● **TO DO**
Lines holding the string "screenshot" are the ones to copy from this listing.
--- MATERIAL PROVIDED ---
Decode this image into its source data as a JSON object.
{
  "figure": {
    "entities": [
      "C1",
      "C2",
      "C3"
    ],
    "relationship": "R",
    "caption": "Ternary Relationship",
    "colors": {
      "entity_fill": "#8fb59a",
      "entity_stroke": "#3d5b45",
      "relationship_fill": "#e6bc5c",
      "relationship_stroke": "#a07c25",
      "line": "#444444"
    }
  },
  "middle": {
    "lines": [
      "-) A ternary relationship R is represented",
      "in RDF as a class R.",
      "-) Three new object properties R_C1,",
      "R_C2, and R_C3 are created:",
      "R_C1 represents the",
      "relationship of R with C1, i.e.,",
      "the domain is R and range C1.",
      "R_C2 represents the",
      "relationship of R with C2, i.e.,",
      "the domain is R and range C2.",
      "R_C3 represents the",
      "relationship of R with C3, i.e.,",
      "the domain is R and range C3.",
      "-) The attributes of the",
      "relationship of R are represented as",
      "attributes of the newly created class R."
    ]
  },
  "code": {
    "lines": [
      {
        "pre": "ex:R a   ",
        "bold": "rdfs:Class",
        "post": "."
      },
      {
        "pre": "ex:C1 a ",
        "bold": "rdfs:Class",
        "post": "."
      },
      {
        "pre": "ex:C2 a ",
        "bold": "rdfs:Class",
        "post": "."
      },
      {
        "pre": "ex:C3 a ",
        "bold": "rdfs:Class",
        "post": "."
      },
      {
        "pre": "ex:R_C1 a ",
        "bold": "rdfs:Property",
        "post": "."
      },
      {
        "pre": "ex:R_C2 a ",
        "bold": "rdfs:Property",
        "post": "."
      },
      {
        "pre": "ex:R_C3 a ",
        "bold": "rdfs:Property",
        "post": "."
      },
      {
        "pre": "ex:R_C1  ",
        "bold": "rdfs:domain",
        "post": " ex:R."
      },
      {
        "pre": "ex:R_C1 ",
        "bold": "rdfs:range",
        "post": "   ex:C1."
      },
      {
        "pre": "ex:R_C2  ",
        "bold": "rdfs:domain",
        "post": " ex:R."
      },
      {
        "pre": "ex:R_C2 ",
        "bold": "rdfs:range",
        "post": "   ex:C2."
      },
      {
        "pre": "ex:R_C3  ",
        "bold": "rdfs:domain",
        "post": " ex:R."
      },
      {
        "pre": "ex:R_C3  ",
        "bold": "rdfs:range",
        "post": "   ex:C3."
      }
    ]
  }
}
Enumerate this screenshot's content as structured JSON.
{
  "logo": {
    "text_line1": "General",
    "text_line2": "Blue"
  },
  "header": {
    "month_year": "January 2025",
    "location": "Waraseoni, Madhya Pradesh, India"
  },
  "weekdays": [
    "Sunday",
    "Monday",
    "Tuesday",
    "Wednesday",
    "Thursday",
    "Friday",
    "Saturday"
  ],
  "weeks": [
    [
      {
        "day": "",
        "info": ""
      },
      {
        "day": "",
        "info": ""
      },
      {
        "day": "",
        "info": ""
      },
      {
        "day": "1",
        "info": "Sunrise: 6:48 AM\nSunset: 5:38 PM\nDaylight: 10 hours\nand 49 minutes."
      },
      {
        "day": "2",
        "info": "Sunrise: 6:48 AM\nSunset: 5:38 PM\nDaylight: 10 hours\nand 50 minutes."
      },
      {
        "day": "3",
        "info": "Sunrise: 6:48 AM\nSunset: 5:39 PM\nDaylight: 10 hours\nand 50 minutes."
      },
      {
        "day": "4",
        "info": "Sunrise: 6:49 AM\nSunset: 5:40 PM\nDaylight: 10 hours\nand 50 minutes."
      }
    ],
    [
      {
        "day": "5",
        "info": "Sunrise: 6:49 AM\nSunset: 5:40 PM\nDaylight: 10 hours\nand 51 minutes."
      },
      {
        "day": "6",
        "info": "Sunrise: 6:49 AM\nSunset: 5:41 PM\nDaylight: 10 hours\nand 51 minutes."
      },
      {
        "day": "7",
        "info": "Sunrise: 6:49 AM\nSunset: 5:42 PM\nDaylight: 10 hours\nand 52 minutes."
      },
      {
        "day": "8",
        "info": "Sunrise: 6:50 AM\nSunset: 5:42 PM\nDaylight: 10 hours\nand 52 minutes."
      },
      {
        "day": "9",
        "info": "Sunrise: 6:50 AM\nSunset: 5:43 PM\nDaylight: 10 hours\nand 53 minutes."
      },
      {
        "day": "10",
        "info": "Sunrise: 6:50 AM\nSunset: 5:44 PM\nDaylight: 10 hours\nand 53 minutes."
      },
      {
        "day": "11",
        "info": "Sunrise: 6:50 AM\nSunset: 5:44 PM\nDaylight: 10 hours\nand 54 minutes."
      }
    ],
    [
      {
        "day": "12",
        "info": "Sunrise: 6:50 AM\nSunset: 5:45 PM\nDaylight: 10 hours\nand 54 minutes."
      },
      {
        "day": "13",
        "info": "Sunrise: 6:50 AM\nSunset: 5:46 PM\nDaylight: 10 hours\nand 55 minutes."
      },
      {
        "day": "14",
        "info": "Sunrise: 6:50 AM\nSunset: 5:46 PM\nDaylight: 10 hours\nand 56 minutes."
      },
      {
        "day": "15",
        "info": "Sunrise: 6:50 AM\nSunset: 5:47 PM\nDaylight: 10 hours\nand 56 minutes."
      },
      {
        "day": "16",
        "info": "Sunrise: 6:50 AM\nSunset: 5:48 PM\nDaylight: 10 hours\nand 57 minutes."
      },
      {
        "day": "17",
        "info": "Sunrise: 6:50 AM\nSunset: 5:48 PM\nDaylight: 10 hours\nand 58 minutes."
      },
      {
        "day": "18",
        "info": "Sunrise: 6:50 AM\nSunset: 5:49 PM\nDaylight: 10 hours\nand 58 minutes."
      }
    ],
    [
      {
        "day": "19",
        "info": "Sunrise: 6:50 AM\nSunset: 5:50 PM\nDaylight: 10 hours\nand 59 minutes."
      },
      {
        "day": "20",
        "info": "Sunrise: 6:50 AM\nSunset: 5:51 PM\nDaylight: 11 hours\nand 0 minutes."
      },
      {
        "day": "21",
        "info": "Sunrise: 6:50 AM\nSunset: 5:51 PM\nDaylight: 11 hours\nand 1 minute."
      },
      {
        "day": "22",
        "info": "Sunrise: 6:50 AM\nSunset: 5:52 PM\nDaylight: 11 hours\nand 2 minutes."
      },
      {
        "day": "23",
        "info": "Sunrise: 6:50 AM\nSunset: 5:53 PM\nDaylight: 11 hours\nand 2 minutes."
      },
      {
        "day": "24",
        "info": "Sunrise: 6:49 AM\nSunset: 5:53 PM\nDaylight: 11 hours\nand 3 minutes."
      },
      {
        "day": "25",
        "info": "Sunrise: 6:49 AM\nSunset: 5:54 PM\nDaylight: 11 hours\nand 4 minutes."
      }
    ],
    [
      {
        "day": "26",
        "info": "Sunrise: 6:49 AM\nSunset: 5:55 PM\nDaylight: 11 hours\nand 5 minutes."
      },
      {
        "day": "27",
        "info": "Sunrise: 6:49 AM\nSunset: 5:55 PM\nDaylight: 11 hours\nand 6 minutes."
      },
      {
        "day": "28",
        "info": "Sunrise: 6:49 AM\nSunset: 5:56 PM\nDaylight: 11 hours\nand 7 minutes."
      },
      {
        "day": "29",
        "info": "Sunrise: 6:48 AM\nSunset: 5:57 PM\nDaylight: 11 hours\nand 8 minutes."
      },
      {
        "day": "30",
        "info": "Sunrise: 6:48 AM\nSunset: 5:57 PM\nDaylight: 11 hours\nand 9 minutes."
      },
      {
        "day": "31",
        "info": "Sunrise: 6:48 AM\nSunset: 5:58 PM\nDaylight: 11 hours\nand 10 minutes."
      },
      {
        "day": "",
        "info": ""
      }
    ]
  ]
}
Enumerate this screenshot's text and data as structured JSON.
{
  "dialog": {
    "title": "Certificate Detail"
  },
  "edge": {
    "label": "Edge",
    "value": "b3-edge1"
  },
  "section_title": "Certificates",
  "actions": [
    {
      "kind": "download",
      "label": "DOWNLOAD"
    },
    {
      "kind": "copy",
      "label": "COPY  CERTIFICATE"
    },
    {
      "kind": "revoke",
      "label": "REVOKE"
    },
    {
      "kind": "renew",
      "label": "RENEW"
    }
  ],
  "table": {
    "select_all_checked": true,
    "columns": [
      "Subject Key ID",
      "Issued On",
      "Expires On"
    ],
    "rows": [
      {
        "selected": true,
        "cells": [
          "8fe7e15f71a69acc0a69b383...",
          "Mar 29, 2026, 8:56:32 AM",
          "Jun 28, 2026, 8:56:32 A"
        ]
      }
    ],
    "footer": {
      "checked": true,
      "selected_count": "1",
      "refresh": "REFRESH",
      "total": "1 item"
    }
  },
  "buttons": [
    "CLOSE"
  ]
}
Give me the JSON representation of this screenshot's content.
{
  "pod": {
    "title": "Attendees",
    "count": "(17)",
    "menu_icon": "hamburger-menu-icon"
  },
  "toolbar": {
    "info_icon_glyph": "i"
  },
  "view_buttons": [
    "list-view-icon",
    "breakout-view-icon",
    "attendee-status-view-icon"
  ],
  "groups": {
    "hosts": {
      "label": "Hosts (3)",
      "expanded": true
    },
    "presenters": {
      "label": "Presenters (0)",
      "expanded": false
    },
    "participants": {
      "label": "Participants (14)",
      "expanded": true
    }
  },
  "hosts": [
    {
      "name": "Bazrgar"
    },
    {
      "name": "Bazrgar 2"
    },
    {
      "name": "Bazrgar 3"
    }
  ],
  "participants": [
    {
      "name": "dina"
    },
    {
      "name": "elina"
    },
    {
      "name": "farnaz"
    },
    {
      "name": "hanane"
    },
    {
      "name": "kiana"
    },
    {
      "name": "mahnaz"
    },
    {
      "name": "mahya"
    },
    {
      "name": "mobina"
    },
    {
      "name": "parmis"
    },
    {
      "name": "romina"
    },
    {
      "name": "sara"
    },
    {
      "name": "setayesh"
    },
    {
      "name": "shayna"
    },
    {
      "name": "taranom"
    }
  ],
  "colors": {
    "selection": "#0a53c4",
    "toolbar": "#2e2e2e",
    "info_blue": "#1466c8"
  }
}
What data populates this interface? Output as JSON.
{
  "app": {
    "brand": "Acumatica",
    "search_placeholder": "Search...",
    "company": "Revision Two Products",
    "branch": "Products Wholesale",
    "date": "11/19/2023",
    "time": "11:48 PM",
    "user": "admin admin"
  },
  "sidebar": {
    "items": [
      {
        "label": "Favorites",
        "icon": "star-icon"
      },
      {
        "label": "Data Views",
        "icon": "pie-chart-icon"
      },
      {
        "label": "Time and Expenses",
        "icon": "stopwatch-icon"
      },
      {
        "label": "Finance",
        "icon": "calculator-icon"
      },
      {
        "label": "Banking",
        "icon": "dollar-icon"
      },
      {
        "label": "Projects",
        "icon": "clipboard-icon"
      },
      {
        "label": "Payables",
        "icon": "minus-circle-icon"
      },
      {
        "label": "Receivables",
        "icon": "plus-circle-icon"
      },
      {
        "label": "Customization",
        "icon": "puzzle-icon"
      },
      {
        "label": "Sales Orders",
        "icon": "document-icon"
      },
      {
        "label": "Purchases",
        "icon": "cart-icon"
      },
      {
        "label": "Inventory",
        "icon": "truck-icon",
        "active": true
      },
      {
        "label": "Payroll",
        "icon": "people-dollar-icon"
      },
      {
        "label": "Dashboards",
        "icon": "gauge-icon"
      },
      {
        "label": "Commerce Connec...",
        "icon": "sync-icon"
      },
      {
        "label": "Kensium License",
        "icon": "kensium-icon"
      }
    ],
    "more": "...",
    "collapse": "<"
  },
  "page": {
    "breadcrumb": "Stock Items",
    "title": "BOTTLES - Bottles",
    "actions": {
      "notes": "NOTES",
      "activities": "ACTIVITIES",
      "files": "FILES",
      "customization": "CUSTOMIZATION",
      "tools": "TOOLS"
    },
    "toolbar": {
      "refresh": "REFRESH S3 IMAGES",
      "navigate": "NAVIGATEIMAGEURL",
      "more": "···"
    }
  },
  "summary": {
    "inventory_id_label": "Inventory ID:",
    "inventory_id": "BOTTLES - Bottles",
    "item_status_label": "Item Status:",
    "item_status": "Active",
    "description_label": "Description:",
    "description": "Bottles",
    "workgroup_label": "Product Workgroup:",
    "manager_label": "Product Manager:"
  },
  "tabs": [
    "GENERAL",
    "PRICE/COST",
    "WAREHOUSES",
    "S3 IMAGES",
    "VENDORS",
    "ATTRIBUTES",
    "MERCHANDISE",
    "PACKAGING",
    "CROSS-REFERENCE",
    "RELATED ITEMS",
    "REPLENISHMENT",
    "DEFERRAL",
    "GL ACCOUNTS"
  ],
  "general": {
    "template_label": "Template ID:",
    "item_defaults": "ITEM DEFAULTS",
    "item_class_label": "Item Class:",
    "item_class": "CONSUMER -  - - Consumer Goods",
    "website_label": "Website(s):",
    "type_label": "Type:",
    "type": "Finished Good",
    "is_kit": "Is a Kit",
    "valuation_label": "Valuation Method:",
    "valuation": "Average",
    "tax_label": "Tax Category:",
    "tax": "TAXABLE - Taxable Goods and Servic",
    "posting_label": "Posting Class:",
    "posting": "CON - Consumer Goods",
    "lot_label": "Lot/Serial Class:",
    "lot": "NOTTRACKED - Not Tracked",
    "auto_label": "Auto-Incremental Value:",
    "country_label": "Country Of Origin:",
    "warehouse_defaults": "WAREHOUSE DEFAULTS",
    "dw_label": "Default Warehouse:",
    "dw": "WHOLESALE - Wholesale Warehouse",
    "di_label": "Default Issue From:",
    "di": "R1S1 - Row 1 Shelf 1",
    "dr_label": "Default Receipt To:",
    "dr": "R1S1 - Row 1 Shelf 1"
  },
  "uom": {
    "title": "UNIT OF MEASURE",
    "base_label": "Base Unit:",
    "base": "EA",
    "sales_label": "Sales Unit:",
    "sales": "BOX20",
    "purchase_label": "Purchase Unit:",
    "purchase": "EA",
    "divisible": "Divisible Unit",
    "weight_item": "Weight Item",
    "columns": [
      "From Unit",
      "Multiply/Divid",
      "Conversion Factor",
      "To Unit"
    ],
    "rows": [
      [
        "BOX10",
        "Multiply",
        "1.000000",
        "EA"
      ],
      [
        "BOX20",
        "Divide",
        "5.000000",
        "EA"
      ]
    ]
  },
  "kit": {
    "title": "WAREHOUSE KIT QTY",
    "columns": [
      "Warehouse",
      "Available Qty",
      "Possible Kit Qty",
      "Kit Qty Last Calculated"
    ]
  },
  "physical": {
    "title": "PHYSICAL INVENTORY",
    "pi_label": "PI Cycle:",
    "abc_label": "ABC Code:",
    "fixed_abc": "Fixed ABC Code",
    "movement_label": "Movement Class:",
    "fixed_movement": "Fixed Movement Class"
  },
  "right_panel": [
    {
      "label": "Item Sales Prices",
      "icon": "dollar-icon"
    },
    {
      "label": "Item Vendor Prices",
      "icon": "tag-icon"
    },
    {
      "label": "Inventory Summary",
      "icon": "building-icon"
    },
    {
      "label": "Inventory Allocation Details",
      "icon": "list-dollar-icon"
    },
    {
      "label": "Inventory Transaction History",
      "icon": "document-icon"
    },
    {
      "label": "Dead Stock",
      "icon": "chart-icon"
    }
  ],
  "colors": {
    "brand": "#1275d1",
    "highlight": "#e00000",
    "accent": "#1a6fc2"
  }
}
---
● **REPLY TO THE EXERCISE**
Enumerate this screenshot's content as structured JSON.
Enumerate this screenshot's text and data as structured JSON.
Give me the JSON representation of this screenshot's content.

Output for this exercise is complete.